Your answer should hold every line of the records below that contains the string "botão".
[Start of Attachment]
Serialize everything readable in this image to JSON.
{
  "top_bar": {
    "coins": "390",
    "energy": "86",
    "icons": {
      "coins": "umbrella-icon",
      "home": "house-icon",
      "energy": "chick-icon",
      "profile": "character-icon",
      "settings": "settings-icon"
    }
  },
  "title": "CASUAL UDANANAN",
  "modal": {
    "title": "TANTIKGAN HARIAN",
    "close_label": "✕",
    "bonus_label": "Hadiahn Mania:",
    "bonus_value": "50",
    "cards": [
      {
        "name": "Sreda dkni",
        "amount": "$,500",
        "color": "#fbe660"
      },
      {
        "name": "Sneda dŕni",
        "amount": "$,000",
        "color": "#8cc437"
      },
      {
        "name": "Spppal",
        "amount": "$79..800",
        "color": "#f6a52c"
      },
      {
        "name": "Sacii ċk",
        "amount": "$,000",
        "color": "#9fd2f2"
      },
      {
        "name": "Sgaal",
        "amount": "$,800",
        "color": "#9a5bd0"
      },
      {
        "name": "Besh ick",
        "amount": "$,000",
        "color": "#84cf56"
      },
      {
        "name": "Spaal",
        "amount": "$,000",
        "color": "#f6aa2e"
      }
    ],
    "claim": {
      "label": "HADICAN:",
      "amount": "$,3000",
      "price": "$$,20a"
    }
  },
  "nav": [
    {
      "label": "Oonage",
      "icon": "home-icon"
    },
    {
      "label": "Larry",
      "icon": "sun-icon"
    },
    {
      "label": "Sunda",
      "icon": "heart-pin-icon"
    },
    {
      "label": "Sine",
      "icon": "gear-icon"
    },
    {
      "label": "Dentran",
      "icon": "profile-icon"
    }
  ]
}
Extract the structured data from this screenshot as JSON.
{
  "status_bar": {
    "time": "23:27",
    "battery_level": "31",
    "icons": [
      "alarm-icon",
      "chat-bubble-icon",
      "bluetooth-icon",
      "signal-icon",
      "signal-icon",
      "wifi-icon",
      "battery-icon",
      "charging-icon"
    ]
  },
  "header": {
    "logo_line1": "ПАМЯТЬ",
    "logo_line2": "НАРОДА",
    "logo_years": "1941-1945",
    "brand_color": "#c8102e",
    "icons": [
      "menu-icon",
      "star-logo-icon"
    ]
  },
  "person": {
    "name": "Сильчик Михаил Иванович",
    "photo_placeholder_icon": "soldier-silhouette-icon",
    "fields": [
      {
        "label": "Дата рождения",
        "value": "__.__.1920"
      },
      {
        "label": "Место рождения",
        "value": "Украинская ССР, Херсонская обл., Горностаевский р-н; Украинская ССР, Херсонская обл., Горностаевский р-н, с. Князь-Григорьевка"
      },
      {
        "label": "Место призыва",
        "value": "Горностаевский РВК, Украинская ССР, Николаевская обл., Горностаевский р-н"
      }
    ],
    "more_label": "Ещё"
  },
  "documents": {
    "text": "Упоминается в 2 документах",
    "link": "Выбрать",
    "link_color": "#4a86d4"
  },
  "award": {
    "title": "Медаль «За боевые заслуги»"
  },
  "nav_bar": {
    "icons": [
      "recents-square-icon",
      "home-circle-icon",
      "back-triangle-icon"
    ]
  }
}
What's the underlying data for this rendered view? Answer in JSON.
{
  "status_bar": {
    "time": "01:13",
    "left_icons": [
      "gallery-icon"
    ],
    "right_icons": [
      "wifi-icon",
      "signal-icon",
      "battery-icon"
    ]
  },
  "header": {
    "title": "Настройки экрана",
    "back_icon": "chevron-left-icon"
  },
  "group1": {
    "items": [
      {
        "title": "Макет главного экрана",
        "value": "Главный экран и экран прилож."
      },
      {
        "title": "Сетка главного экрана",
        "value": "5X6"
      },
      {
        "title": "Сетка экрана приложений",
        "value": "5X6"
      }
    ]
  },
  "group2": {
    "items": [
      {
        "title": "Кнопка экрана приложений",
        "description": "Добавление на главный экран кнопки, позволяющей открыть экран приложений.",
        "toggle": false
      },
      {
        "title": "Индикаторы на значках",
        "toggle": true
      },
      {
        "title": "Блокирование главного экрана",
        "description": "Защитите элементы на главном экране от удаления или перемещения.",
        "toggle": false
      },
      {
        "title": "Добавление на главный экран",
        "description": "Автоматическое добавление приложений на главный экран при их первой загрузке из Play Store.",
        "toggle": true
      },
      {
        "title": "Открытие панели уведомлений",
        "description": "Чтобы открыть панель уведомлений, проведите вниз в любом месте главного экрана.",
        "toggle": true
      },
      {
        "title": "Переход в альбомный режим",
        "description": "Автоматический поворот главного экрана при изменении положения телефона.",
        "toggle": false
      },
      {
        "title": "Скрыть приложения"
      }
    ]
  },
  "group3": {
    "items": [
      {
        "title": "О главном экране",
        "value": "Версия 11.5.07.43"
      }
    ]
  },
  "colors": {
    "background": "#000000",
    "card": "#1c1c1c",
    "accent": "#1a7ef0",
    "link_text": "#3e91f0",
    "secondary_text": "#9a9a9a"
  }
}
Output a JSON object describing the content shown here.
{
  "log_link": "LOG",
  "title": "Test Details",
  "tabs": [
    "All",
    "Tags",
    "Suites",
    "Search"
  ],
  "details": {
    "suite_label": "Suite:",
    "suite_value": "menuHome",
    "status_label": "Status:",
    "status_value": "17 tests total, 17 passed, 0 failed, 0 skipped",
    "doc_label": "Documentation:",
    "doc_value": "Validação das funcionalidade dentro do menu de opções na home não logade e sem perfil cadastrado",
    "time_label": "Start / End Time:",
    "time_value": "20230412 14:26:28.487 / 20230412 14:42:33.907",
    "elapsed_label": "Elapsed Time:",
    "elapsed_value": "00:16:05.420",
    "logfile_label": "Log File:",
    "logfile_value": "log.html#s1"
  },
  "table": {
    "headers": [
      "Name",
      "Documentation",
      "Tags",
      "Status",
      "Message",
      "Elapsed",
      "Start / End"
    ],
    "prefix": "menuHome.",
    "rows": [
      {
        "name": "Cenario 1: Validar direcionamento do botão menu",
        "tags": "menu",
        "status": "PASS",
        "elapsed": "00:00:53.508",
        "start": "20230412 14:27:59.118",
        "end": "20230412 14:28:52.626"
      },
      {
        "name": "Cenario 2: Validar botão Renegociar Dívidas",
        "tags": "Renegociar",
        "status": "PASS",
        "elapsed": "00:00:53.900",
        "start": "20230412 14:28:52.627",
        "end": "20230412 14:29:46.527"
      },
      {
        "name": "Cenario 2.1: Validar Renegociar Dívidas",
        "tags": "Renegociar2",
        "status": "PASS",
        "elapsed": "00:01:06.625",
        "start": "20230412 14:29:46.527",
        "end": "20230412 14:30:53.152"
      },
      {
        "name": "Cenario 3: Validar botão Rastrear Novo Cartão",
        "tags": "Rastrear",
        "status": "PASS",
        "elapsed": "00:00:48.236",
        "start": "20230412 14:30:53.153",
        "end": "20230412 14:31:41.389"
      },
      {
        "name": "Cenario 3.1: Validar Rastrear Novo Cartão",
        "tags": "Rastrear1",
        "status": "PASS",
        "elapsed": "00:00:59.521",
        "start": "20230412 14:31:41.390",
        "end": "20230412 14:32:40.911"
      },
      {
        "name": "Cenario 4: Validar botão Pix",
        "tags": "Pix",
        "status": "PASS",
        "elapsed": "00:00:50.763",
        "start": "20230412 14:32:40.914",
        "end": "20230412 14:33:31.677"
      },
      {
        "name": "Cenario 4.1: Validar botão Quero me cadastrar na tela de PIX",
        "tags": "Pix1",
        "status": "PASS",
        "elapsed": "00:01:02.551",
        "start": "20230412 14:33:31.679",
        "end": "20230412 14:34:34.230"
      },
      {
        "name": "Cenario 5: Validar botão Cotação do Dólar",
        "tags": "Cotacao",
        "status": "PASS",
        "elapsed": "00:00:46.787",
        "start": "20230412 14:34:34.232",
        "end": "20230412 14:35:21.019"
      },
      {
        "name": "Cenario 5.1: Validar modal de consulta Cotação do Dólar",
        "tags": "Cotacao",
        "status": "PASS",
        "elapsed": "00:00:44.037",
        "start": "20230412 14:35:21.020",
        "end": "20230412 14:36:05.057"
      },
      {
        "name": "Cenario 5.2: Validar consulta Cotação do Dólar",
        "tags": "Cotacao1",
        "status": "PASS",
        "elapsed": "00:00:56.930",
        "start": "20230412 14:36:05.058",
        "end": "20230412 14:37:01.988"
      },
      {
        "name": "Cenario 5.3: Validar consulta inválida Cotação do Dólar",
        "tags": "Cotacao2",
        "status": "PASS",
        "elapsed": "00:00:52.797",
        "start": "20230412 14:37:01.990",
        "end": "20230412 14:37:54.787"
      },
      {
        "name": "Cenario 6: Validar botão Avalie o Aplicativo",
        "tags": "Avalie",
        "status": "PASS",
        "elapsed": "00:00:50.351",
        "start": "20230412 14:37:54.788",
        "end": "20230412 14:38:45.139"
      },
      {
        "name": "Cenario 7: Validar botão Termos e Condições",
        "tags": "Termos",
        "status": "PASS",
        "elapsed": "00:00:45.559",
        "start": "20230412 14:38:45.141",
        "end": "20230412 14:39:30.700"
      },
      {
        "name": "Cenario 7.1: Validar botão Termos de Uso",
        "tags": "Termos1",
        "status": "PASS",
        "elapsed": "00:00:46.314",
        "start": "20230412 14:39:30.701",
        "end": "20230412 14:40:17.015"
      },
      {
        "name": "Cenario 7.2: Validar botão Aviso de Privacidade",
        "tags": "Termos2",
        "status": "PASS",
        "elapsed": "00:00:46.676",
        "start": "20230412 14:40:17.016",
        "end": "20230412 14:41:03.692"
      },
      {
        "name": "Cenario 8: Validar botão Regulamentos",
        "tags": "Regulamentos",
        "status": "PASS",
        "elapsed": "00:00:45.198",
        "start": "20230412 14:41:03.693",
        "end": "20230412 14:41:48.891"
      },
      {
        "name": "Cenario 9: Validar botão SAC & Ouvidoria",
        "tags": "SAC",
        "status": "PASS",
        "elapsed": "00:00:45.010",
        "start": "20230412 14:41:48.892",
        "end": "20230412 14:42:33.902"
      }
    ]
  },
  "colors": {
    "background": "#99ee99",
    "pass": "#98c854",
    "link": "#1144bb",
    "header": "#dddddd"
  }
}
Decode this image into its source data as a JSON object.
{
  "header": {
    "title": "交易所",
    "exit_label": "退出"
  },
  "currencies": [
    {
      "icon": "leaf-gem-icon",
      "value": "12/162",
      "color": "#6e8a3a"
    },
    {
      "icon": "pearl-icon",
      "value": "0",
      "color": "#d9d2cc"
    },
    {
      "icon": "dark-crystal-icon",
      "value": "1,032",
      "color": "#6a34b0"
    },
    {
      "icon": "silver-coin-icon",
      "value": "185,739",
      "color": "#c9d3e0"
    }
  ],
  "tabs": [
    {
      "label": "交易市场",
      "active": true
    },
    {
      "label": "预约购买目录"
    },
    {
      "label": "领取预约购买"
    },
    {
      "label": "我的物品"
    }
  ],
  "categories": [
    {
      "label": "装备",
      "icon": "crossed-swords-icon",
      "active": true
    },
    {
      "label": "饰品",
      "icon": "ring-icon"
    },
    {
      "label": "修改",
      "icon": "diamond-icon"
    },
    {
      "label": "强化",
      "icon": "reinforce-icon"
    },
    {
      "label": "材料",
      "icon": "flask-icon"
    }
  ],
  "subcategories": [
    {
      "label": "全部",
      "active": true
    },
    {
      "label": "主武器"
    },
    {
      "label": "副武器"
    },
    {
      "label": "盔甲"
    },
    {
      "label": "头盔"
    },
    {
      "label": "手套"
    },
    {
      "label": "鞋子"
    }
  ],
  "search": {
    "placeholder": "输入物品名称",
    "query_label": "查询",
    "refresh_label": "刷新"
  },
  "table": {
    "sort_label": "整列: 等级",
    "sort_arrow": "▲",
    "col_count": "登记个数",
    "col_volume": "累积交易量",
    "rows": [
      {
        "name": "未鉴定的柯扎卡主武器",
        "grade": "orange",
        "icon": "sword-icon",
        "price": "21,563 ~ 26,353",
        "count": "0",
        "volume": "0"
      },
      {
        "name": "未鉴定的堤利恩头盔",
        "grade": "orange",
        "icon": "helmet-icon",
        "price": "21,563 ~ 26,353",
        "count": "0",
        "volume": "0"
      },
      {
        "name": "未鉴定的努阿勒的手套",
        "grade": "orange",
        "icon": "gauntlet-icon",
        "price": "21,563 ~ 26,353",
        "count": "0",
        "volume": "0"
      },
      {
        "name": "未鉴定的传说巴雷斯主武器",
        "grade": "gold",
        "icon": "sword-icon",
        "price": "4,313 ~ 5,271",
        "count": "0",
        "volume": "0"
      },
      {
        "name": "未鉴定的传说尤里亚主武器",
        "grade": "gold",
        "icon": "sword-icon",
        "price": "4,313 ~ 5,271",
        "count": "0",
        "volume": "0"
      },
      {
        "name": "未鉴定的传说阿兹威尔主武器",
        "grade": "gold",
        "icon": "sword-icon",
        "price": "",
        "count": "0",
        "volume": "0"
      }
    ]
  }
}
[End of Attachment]
Answer box
        "name": "Cenario 1: Validar direcionamento do botão menu",
        "name": "Cenario 2: Validar botão Renegociar Dívidas",
        "name": "Cenario 3: Validar botão Rastrear Novo Cartão",
        "name": "Cenario 4: Validar botão Pix",
        "name": "Cenario 4.1: Validar botão Quero me cadastrar na tela de PIX",
        "name": "Cenario 5: Validar botão Cotação do Dólar",
        "name": "Cenario 6: Validar botão Avalie o Aplicativo",
        "name": "Cenario 7: Validar botão Termos e Condições",
        "name": "Cenario 7.1: Validar botão Termos de Uso",
        "name": "Cenario 7.2: Validar botão Aviso de Privacidade",
        "name": "Cenario 8: Validar botão Regulamentos",
        "name": "Cenario 9: Validar botão SAC & Ouvidoria",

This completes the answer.